# Time Dilation and Length Contraction

1. Oct 21, 2004

### Gecko

how can you explain that a rocket ship traveling at 99.999% of c will see a beam of light pass by it at c with respect to the space ship? what exactly is the definition of time dilation and length contraction and what formula's are used to explain the phenomenon(sp?) thanks

2. Oct 21, 2004

### zefram_c

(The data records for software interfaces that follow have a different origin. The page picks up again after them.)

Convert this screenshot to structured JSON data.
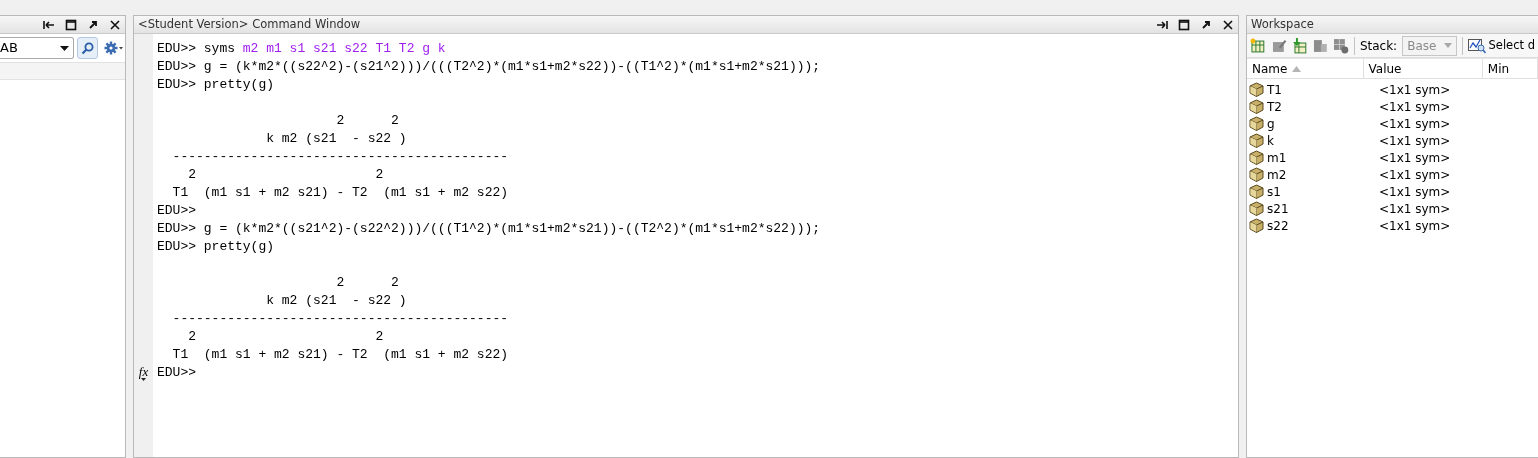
{
  "left_panel": {
    "folder_combo": {
      "value": "AB"
    }
  },
  "command_window": {
    "title": "<Student Version> Command Window",
    "lines": [
      {
        "kind": "input",
        "text": "EDU>> syms",
        "args": "m2 m1 s1 s21 s22 T1 T2 g k"
      },
      {
        "kind": "input",
        "text": "EDU>> g = (k*m2*((s22^2)-(s21^2)))/(((T2^2)*(m1*s1+m2*s22))-((T1^2)*(m1*s1+m2*s21)));"
      },
      {
        "kind": "input",
        "text": "EDU>> pretty(g)"
      },
      {
        "kind": "blank"
      },
      {
        "kind": "output",
        "text": "                       2      2"
      },
      {
        "kind": "output",
        "text": "              k m2 (s21  - s22 )"
      },
      {
        "kind": "output",
        "text": "  -------------------------------------------"
      },
      {
        "kind": "output",
        "text": "    2                       2"
      },
      {
        "kind": "output",
        "text": "  T1  (m1 s1 + m2 s21) - T2  (m1 s1 + m2 s22)"
      },
      {
        "kind": "input",
        "text": "EDU>>"
      },
      {
        "kind": "input",
        "text": "EDU>> g = (k*m2*((s21^2)-(s22^2)))/(((T1^2)*(m1*s1+m2*s21))-((T2^2)*(m1*s1+m2*s22)));"
      },
      {
        "kind": "input",
        "text": "EDU>> pretty(g)"
      },
      {
        "kind": "blank"
      },
      {
        "kind": "output",
        "text": "                       2      2"
      },
      {
        "kind": "output",
        "text": "              k m2 (s21  - s22 )"
      },
      {
        "kind": "output",
        "text": "  -------------------------------------------"
      },
      {
        "kind": "output",
        "text": "    2                       2"
      },
      {
        "kind": "output",
        "text": "  T1  (m1 s1 + m2 s21) - T2  (m1 s1 + m2 s22)"
      },
      {
        "kind": "input",
        "text": "EDU>>",
        "marker": "fx"
      }
    ]
  },
  "workspace": {
    "title": "Workspace",
    "stack_label": "Stack:",
    "stack": {
      "value": "Base",
      "disabled": true
    },
    "select_button": "Select d",
    "columns": [
      {
        "label": "Name",
        "sorted": true
      },
      {
        "label": "Value",
        "sorted": false
      },
      {
        "label": "Min",
        "sorted": false
      }
    ],
    "variables": [
      {
        "name": "T1",
        "value": "<1x1 sym>"
      },
      {
        "name": "T2",
        "value": "<1x1 sym>"
      },
      {
        "name": "g",
        "value": "<1x1 sym>"
      },
      {
        "name": "k",
        "value": "<1x1 sym>"
      },
      {
        "name": "m1",
        "value": "<1x1 sym>"
      },
      {
        "name": "m2",
        "value": "<1x1 sym>"
      },
      {
        "name": "s1",
        "value": "<1x1 sym>"
      },
      {
        "name": "s21",
        "value": "<1x1 sym>"
      },
      {
        "name": "s22",
        "value": "<1x1 sym>"
      }
    ]
  }
}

One does not "explain" this. The constancy of the speed of light is, after all, a postulate of SR. If you want to make a different postulate, such as "the Lorentz transformations are the correct formulas for converting quantities between frames of reference" or (my favorite) "Spacetime is described by the Minkowski metric", then the constancy of the speed of light (i.e. a universal speed that has the property of being invariant in all reference frames) follows mathematically. But in short, I cannot give you a satisfactory answer, other than variations on "this is the way things are". That particular experiment has been carried out using pions moving at high speeds wrt the lab and the results agree with SR.

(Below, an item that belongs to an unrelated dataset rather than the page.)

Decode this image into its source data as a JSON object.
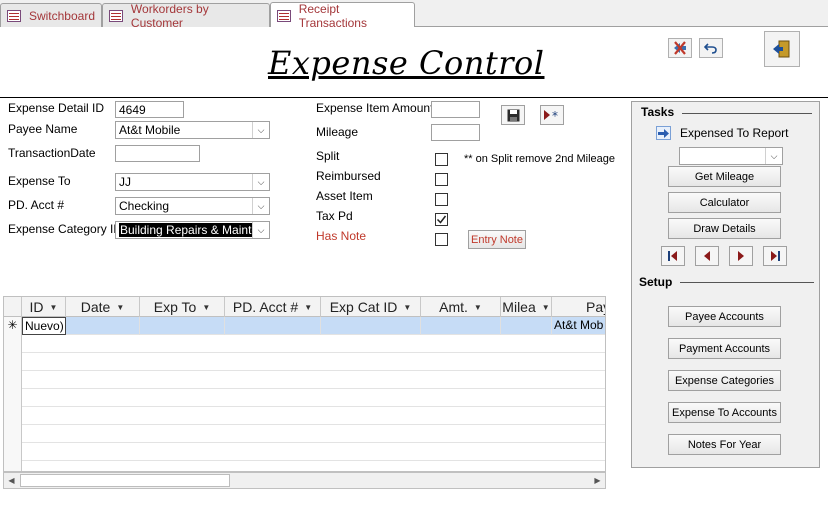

3. Oct 21, 2004

### Gecko

but there has to be some thing that explains why the people on the ship and people looking at the beam of light and the ship see different rates in the passage of the beam of light(as in the rate that the beam of light passes, to the people on the ship its c, to the people looking from afar at the light and ship, they see the light passing the ship at a rate of .001% of c). and by explain i mean tell mathmatically, why the speed of light is always the same from any reference point, which in this case is the ship traveling at 99.999% of c.

4. Oct 21, 2004

### RandallB

Mathematically you can not "Tell" anything - You can show or extend from known information to new conclusions. Conclusions that can be tested to prove the original "known information" was correct.

As an example:
Let us assume we "know" that sound travels only at 1 foot per millisecond regardless of the speed of the observer!
Well then we can make a 'sound clock' that bounces sound between two sound mirrors 3ft vertical apart - moving or not it will always take 6 msec for one round trip. But have an observer watch it move horizontally fast enough that goes 8ft before the round trip is completed. That means the sound "BEAM" traveled 10 ft in 10 msec for the external observer but still only 6ft for the moving clock for 6 msec. 4 msec slower!

Just simple math here where 3*3 + 4*4 = 5*5 for a 3 by 4 by 5 right triangle OK.

But boy can we start cranking out some great formulas now - we are off and running & going to be famous!!
One problem - all the math is right, even looks good, but I can not get any of the resulting formulas to explain why I'm hearing Sonic Booms out there. Say it isn't so - pilots catching up with and going though there own sound! BUMMER for what I thought I knew about sound being the same for all observers (maybe the speed is wrong too). Should I loose confidence in the math or just my idea?

BUT if you want to make a bold leap - and use the same mirrors, and one nano second per foot for the speed of a bouncing light beam - - now your cooking up some really nutty conclusions. Extend them to even more truly nutty ideas and you'll be telling folks light will bend around the gravity of the sun!! And clocks need to be adjusted in orbit!!
The math doesn’t prove it but helps you create the formulas that need to be tested and how to test them. We still need to convince people to perform the tests that confirm them.
Draw confidence from never looking up into the sky and seeing any "sonic" light booms.
I think we have a winner here.

But for being able to build the foundation of the formulas yourself from your own 'Thought Experiments' the light clock is a good one and the geometry and math is easy.

Randall B

5. Oct 21, 2004

### Gecko

ok, then can you tell me formula's that have been tested that support the constancy of c, even when its passing a rocket thats traveling at .99999c so that i can test this specific problem. was there any point at all to your post above except "The math doesn’t prove it but helps you create the formulas that need to be tested and how to test them"? jesus.

6. Oct 21, 2004

### jcsd

What your missing is that the second postulate of relativty is "the speed of light is constant in all inertial refrence frames", so the formulas are derived from this fact not vice versa. The second postulate of SR come from experimental observation.

7. Oct 21, 2004

### jcsd

Though what your probaly after is the compostion o velocities law which is:

$$w = \frac{u + v}{1 + uv}$$

where u and v are the velcoties of the two observers in the original frame.

8. Oct 21, 2004

### Gecko

ok, thanks for clearing that up. and in the formula you posted, $$w = \frac{u + v}{1 + uv}$$, would you put .999c and c for u and v? i saw one similar to this but it looked like $$u = \frac{v + w}{1 + \frac {vw}{c^2}}$$. i was told that one only worked for speeds under the speed of light. thanks.

Last edited: Oct 22, 2004
9. Oct 22, 2004

### Fredrik

Staff Emeritus
The formula that jscd suggested is the same as yours. The only difference is that he uses natural units, so c=1. The formula works when the speeds are less than or equal to the speed of light.

Let's use his version of the formula. Let u be the speed of the rocket ship relative to Earth, and v the speed of the beam of light relative to Earth (i.e. v=1). w is the speed of the beam of light relative to the rocket ship.

$$w=\frac{u + v}{1 + uv}=\frac{u+1}{1+u\cdot 1}=\frac{u+1}{u+1}=1$$

(u would be 0.999 here, but as you can see, it doesn't really matter what u is).

The others who answered you told you that the constancy of the speed of light is a postulate of SR, and not a consequence of the postulates, and I agree, because I think that what zefram c called his favorite postulate is by far the best way to formulate SR mathematically. But I think it should be mentioned that it's possible to take the velocity addition law as the fundamental postulate and derive the constancy of the speed of light from there. This would not make SR any less "strange" though.